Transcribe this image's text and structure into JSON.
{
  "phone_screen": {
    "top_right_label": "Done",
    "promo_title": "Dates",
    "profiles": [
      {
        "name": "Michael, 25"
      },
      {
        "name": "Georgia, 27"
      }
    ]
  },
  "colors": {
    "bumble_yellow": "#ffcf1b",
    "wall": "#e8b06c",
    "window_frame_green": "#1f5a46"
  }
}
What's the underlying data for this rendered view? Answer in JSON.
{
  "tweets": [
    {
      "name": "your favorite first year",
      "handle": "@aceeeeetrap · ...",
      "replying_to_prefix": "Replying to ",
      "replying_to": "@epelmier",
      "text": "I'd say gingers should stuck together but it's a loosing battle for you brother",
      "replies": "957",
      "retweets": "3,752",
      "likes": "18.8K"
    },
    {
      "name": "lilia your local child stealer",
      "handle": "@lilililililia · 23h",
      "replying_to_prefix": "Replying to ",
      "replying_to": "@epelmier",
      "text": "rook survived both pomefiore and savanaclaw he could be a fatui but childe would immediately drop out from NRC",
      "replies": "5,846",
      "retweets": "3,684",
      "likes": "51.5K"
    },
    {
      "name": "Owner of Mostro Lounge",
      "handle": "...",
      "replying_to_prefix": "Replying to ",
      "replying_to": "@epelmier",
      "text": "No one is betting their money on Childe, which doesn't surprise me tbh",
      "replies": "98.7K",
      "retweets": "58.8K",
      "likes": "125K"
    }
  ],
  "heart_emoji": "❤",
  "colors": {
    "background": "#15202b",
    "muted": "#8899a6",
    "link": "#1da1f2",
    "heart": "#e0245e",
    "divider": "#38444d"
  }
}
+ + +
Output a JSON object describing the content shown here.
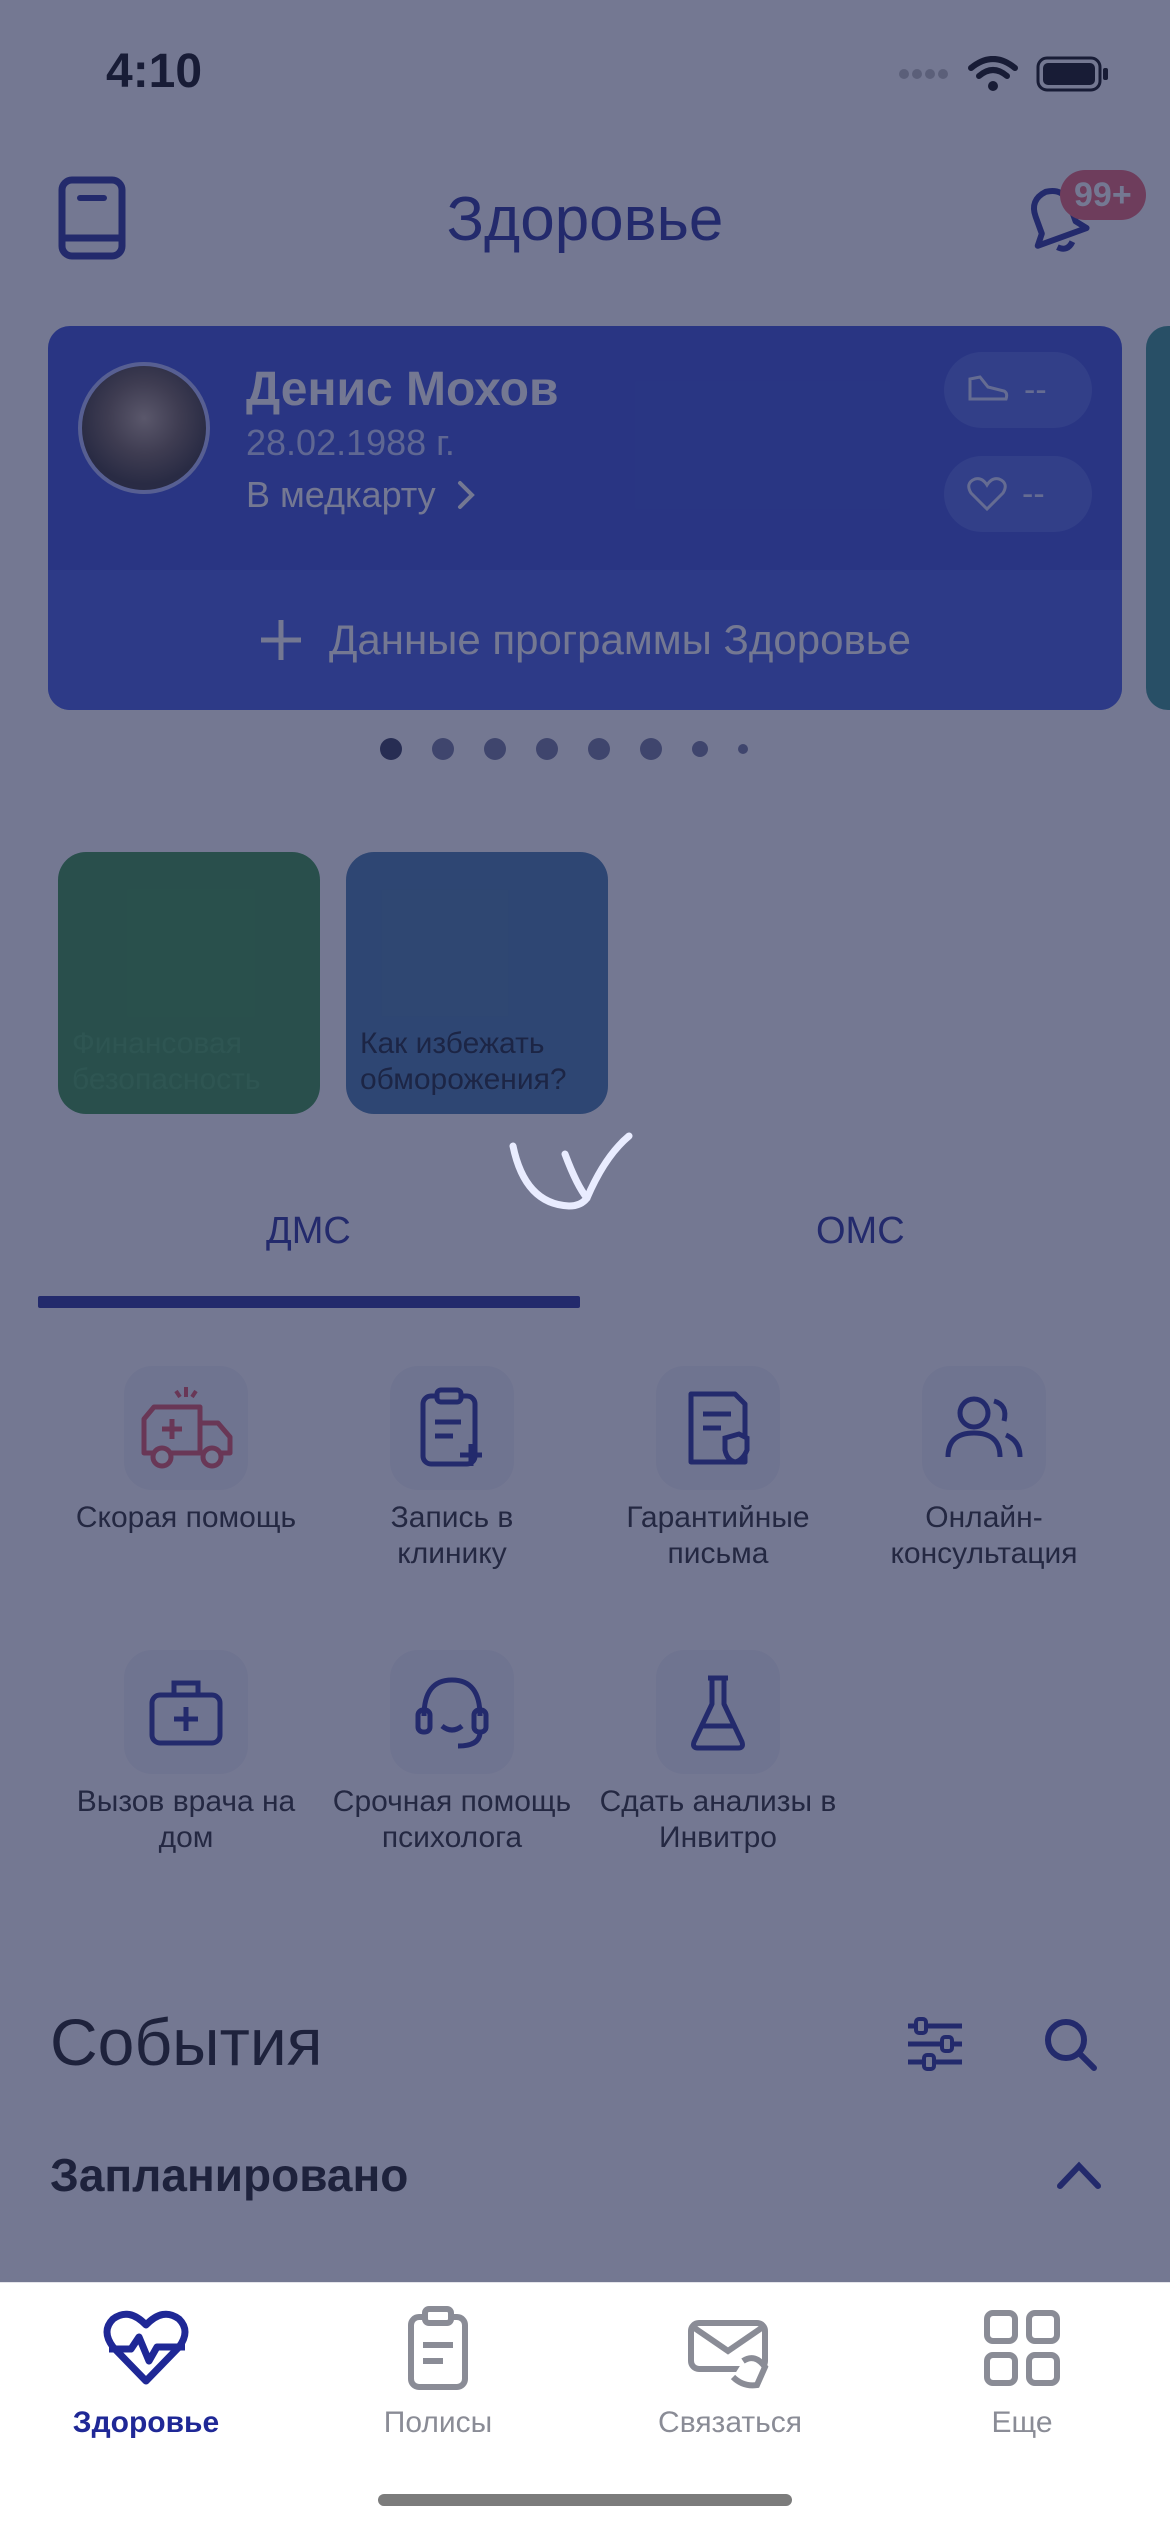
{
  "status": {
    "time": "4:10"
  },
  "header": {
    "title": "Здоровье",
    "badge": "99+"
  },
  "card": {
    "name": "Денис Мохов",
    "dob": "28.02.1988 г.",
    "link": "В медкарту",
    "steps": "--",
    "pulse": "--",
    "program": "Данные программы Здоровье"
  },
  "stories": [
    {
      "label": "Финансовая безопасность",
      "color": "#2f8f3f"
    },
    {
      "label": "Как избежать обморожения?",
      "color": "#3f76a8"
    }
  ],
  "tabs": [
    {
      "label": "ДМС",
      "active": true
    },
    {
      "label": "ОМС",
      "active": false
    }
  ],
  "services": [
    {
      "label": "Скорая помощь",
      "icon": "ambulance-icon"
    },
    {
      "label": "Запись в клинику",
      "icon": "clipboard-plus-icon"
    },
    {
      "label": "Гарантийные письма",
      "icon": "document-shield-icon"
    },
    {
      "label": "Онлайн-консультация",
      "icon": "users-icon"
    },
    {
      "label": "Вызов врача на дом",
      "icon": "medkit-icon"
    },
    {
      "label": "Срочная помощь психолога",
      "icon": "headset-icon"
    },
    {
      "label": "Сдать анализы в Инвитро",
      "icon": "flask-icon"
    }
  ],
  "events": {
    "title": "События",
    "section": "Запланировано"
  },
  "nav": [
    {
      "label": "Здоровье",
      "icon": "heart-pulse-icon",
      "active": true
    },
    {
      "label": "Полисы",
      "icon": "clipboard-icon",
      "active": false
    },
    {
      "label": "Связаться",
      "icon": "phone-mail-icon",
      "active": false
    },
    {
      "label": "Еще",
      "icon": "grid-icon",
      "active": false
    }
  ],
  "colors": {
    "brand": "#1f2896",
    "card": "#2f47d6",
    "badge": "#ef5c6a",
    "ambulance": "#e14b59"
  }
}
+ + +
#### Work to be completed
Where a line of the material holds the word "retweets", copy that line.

#### Expected answer
      "retweets": "3,752",
      "retweets": "3,684",
      "retweets": "58.8K",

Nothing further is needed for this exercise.